---------- EXTRACTED MATERIAL ----------

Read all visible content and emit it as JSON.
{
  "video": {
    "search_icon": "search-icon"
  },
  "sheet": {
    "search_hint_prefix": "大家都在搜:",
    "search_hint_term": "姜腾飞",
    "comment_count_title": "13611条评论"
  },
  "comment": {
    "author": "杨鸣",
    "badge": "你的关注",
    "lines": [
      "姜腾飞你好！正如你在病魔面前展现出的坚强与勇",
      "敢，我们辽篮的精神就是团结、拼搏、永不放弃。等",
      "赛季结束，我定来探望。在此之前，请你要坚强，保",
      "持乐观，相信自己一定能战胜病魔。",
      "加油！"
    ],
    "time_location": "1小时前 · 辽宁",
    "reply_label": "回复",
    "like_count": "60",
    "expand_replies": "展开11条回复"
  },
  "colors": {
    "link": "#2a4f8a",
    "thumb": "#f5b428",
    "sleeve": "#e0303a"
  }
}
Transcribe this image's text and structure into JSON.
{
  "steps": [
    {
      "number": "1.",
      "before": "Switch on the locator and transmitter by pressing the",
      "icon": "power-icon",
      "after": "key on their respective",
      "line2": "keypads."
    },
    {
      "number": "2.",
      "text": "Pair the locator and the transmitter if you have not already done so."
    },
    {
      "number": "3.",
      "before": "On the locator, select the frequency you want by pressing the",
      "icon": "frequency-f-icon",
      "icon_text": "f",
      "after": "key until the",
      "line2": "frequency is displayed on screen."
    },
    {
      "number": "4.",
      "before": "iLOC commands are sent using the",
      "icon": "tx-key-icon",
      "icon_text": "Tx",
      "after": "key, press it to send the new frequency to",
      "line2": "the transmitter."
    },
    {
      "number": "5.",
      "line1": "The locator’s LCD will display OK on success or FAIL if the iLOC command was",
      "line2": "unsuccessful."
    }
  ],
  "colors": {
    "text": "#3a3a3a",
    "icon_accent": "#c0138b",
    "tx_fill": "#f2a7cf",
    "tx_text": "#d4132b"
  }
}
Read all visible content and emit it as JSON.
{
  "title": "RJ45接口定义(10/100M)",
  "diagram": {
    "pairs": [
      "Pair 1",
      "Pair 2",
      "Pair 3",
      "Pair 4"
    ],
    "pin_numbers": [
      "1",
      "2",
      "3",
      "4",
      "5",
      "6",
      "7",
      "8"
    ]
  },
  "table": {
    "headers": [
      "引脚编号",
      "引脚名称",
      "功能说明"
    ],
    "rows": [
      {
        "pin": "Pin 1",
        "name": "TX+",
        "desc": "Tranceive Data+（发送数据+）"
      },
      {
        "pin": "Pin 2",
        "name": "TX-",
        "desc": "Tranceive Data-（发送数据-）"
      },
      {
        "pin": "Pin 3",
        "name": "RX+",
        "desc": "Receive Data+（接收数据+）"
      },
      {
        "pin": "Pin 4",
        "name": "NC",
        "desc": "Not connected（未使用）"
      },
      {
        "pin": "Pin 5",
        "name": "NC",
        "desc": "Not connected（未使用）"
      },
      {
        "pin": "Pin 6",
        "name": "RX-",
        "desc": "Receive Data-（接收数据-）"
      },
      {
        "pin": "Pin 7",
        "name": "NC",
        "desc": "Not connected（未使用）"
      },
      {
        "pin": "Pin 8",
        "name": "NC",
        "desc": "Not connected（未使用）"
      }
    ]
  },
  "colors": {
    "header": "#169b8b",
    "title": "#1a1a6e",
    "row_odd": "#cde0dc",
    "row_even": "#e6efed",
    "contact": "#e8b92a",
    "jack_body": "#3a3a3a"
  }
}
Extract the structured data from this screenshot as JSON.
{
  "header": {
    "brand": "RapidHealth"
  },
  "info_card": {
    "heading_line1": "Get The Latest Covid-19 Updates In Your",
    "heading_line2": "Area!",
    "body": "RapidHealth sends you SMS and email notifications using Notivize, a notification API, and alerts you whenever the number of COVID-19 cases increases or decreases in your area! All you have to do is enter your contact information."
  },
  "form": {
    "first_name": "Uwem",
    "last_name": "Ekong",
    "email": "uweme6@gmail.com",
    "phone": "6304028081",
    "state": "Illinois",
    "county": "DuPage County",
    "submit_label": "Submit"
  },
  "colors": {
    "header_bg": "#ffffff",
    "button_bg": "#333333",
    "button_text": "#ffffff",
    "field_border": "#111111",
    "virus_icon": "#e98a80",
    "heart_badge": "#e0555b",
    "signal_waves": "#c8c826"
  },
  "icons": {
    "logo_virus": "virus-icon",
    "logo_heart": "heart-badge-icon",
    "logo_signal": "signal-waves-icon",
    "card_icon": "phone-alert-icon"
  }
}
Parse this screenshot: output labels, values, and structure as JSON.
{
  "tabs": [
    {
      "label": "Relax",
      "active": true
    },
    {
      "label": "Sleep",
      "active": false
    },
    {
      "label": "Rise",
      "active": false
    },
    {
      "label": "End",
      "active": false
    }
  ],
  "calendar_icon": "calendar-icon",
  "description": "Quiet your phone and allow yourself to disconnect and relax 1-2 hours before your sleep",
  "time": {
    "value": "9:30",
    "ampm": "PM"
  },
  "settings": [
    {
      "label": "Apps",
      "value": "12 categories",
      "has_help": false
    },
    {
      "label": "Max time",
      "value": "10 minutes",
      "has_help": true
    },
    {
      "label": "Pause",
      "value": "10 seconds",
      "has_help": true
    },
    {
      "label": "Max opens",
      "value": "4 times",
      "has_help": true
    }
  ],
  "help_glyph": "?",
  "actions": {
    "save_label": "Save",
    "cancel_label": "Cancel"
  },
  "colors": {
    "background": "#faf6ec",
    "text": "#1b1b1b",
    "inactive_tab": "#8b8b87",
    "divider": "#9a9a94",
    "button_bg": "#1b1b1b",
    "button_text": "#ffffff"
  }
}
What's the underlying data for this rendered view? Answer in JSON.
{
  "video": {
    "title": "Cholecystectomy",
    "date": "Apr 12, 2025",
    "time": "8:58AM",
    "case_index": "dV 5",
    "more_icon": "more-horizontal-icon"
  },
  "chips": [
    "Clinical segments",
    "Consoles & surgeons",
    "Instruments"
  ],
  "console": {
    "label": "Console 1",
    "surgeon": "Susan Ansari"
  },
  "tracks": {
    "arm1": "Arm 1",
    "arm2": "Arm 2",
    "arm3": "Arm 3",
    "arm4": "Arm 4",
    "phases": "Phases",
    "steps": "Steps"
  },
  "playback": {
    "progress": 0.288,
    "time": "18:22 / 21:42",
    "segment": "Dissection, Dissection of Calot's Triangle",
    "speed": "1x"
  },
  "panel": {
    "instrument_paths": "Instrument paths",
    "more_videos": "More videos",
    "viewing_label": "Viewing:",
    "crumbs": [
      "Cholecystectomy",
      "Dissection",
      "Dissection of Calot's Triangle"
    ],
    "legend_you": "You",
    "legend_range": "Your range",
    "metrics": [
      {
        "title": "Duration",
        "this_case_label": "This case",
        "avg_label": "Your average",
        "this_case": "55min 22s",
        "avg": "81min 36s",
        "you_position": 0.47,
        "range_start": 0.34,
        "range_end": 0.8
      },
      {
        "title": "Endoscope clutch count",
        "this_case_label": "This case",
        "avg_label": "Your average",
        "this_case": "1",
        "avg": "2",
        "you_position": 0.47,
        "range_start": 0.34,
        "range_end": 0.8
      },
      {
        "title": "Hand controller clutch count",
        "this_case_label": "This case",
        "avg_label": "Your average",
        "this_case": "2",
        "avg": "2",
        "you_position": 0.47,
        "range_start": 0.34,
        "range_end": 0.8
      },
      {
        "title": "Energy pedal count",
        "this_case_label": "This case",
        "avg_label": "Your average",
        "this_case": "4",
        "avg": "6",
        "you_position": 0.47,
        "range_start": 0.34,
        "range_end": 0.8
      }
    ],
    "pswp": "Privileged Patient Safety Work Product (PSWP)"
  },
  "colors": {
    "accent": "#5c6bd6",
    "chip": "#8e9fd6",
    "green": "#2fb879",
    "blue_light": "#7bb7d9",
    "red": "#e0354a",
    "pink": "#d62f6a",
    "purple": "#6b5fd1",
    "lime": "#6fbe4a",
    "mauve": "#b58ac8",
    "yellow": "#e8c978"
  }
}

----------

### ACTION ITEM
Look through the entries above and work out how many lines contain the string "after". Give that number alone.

### WRITTEN REPLY
3